“I imagine at some point I’ll be doing a solo record,” Mills says, “but I’m not in a big hurry. I’d rather work with other people for a while and see how that feels. I never really felt the need to do a solo record. All my best songs I gave to R.E.M. I never wanted to feel like I was holding any back for myself, and I didn’t really want to concentrate on writing lyrics. I just wanted R.E.M. to be the best band it possibly could.

“We made it a very specific point in R.E.M. that anyone was free to go work with other people at anytime,” he continues. “However—given that there is a certain liberation now to not being in R.E.M. anymore, to go devote my good songs to other people instead of saving them all for R.E.M.—I can go work with other people without worrying that I’m taking talent from R.E.M. that I should be applying to my own band. There’s a liberation, I think, that we all feel. It’s not relief, because relief implies some negative connotation, but there is a liberation involved that means I don’t have to worry about saving songs for R.E.M. Anything I come up with I can either save it for my solo record or do it in collaboration with another artist or whatever’s needed.”

For his part, Stipe describes the future as a “blank slate.”

“I’m still the same person I was three months ago—and a year ago and three years ago, in fact,” he says. “It’s just now that everyone knows what we knew for a while, or what we were building up to, which was that we were disbanding. … But the other things outside of R.E.M. that people know me for are things that have been there all along: film production, political activism, the sculpture stuff I’ve been doing, photography and how that plays into the sculpture stuff, because I no longer consider myself a photographer so much as someone who documents things using photography, which then become other things.”

The one thing the future doesn’t hold is reunion down the road. “Of course you never say, ‘Never,’” Stipe qualifies, “but it’s very important that people know that this is not some sort of cycle. We would say we’re taking a hiatus for five years.
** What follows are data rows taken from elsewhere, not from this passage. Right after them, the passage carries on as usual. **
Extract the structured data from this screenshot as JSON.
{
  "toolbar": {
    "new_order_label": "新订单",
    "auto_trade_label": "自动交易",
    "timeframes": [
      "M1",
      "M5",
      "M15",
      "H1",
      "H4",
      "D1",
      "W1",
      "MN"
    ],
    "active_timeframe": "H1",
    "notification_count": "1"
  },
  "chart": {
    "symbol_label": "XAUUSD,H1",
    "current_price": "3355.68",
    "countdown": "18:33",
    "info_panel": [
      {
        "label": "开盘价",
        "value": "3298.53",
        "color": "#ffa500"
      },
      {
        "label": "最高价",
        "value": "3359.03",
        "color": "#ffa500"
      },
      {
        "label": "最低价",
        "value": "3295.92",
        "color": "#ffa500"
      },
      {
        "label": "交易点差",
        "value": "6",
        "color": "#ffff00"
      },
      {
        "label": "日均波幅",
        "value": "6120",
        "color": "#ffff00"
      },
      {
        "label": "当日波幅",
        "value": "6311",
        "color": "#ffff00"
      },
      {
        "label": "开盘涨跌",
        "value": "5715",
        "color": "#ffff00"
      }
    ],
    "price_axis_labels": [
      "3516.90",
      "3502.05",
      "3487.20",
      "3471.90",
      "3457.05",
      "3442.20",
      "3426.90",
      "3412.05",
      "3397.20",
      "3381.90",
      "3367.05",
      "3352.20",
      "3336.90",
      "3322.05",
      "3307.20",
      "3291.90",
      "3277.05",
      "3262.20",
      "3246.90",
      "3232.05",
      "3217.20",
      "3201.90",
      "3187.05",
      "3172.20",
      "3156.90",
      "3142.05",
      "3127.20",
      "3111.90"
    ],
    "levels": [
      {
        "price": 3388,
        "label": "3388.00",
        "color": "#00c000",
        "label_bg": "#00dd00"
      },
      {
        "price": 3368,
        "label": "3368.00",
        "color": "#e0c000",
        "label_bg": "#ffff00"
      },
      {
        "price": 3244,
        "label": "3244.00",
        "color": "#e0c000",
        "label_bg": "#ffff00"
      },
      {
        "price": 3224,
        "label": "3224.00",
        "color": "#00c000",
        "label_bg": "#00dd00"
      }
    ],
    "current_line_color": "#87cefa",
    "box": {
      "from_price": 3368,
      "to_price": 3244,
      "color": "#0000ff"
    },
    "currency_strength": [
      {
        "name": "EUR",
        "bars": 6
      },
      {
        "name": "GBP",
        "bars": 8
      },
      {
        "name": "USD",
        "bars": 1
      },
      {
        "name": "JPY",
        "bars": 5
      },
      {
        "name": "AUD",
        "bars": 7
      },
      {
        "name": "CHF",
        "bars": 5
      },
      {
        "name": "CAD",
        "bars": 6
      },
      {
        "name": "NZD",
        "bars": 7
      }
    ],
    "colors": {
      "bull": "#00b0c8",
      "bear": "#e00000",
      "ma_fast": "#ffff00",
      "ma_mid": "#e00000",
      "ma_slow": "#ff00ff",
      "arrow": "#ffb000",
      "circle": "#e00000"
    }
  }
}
We would lock it in for you. We would not jerk our fans around like that, and you do not know R.E.M. very well if you’re suggesting in whatever comment on whatever blog that this is a way to rake in the cash with a big reunion tour five years from now. That’s not gonna happen.”

Both Mills and Stipe seem excited about this new post-R.E.M. world and both claim throughout our interviews that the band was never one to look backwards. But this has been a season for reflection, and they’ll all end this journey savoring the memories they’ve collected along the way.

“We’ve been so fortunate,” says Mills. “It’s been such a long and beautiful road that you know there are a million things, big and small, that go into making it the trip its been. I’ll take friends literally all over the world with me for the rest of my life from this. So that’s certainly a high point—playing festivals in the rain with 40,000 soaking wet people who just didn’t give a damn. That kind of thing is always very exciting—getting to meet presidents and heads of state and other musicians, getting to play with Neil Young and John Fogerty and Bruce Springsteen.

“The only thing I’ll really miss is playing on stage with Michael and Peter. The chemistry that occurs when first the four, then the three of us are on stage together is undeniable, and that’s not going to happen anymore. So that’s sad, we’ll miss that—the chemistry between the three of us and the audience. It’s impossible to replicate. So you know I’ll certainly miss that. But they’re not gone. We can have dinner together. We will consume wine and margaritas and laugh and talk and do all those great things.”